Another Hartford loss, Kevin Lennon is now playing in Syracuse. Lennon looks oddly like Jody DuBose if you ask me.

Another pitcher out of my division, Pedro Mercedes is now playing in Sacramento, who is in the AL West.

Hartford is able to stem the loss of Lennon with Santos Henriquez on a one year deal.

Al Lee signs for New Orleans.

And that’s where I’ll leave it at. I’ll try to post something tomorrow.

Look for Ewell Torrealba, and Les Buchanan in future updates.

Career WAR

So in my downtime I’ve been slowly compiling historical stats for the world. I’ve got all 22 seasons of offensive and fielding data, and the first seven seasons for pitching data.

The spreadsheet with all the data I’ve got so far can be found here.

For the batters, the season count is how many times the player appears in the spreadsheet. If a player played on two teams in a given season, he’ll appear twice, so it’s not an exact representation of how many seasons they appeared in the majors.

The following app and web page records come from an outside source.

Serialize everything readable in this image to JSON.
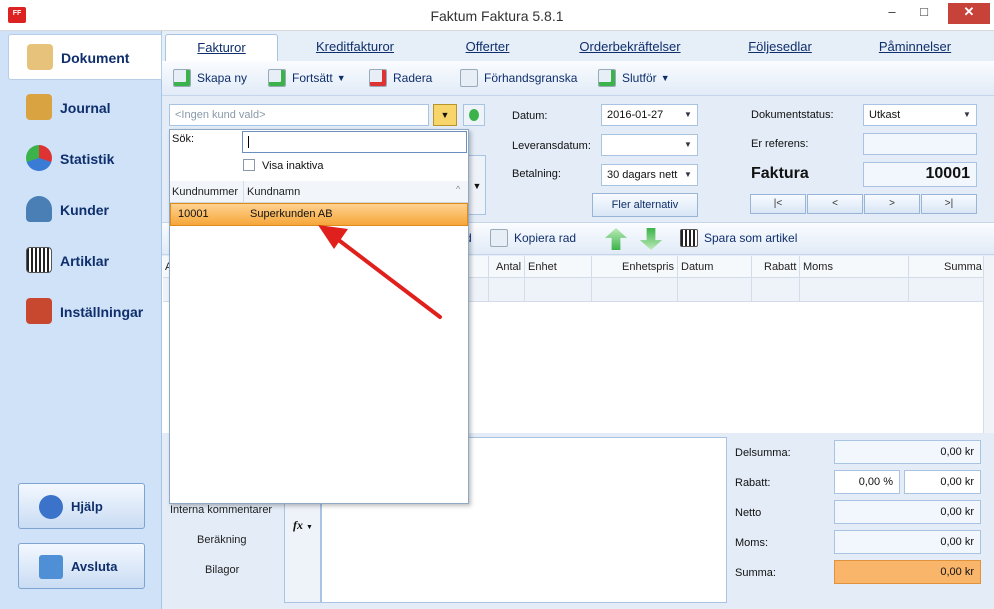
{
  "window": {
    "title": "Faktum Faktura 5.8.1",
    "app_icon": "FF",
    "minimize": "–",
    "maximize": "□",
    "close": "✕"
  },
  "nav": {
    "items": [
      {
        "label": "Dokument",
        "icon": "document-icon",
        "color": "#e7c27a"
      },
      {
        "label": "Journal",
        "icon": "journal-icon",
        "color": "#d8a340"
      },
      {
        "label": "Statistik",
        "icon": "pie-chart-icon",
        "color": "#3a7bd5"
      },
      {
        "label": "Kunder",
        "icon": "person-icon",
        "color": "#4a7fb5"
      },
      {
        "label": "Artiklar",
        "icon": "barcode-icon",
        "color": "#555555"
      },
      {
        "label": "Inställningar",
        "icon": "house-icon",
        "color": "#c8472f"
      }
    ],
    "help": "Hjälp",
    "exit": "Avsluta"
  },
  "tabs": [
    "Fakturor",
    "Kreditfakturor",
    "Offerter",
    "Orderbekräftelser",
    "Följesedlar",
    "Påminnelser"
  ],
  "toolbar": {
    "new": "Skapa ny",
    "continue": "Fortsätt",
    "delete": "Radera",
    "preview": "Förhandsgranska",
    "finish": "Slutför"
  },
  "customer": {
    "placeholder": "<Ingen kund vald>"
  },
  "form": {
    "date_label": "Datum:",
    "date": "2016-01-27",
    "delivery_label": "Leveransdatum:",
    "delivery": "",
    "payment_label": "Betalning:",
    "payment": "30 dagars nett",
    "more": "Fler alternativ",
    "status_label": "Dokumentstatus:",
    "status": "Utkast",
    "ref_label": "Er referens:",
    "ref": "",
    "doc_type": "Faktura",
    "doc_number": "10001"
  },
  "record_nav": [
    "|<",
    "<",
    ">",
    ">|"
  ],
  "items_toolbar": {
    "partial": "d",
    "copy": "Kopiera rad",
    "save": "Spara som artikel"
  },
  "grid": {
    "columns": [
      "A",
      "Antal",
      "Enhet",
      "Enhetspris",
      "Datum",
      "Rabatt",
      "Moms",
      "Summa"
    ]
  },
  "bottom": {
    "links": [
      "Interna kommentarer",
      "Beräkning",
      "Bilagor"
    ],
    "fx": "fx"
  },
  "totals": {
    "subtotal_label": "Delsumma:",
    "subtotal": "0,00 kr",
    "discount_label": "Rabatt:",
    "discount_pct": "0,00 %",
    "discount": "0,00 kr",
    "net_label": "Netto",
    "net": "0,00 kr",
    "vat_label": "Moms:",
    "vat": "0,00 kr",
    "sum_label": "Summa:",
    "sum": "0,00 kr"
  },
  "popup": {
    "search_label": "Sök:",
    "search_value": "",
    "inactive_label": "Visa inaktiva",
    "col_number": "Kundnummer",
    "col_name": "Kundnamn",
    "sort_glyph": "^",
    "row_number": "10001",
    "row_name": "Superkunden AB"
  },
  "colors": {
    "accent": "#f6a63a",
    "nav_bg": "#cfe2f8",
    "arrow": "#e0201c"
  }
}
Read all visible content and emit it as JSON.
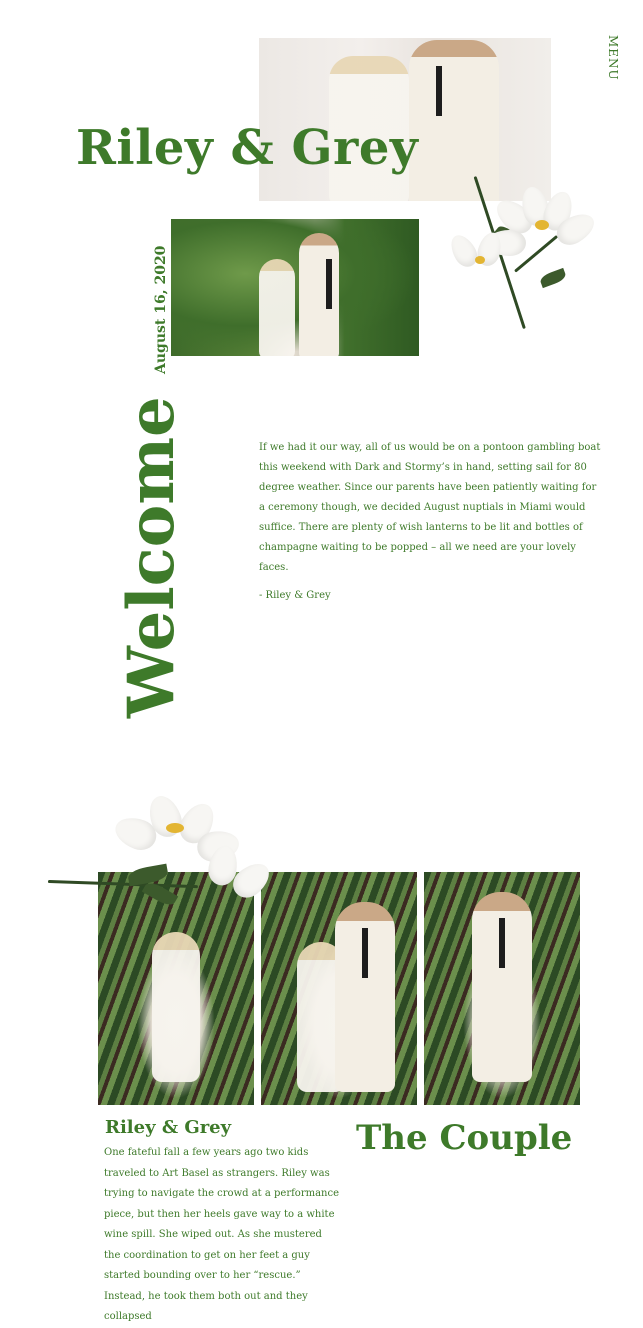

The positional columns are the fielding statistic developed, including positional adjustments based on games played. If two fielders were close in a given season on the raw data, but one played more game, that guy will have a higher run data based on the adjustments. So just take that into account.

FRAA is just a sum of all the positional columns.

wRAA is exactly what is, weight runs above average based on wOBA.

wSB is just a gauge for how much a player contributes by stealing bases.

FRAA, wRAA and wSB is all expressed in runs.

Total WAR is expressed in wins.

The pitcher sheet is pretty self-explanatory.

 

I’ll update the pitcher sheet once I get more time.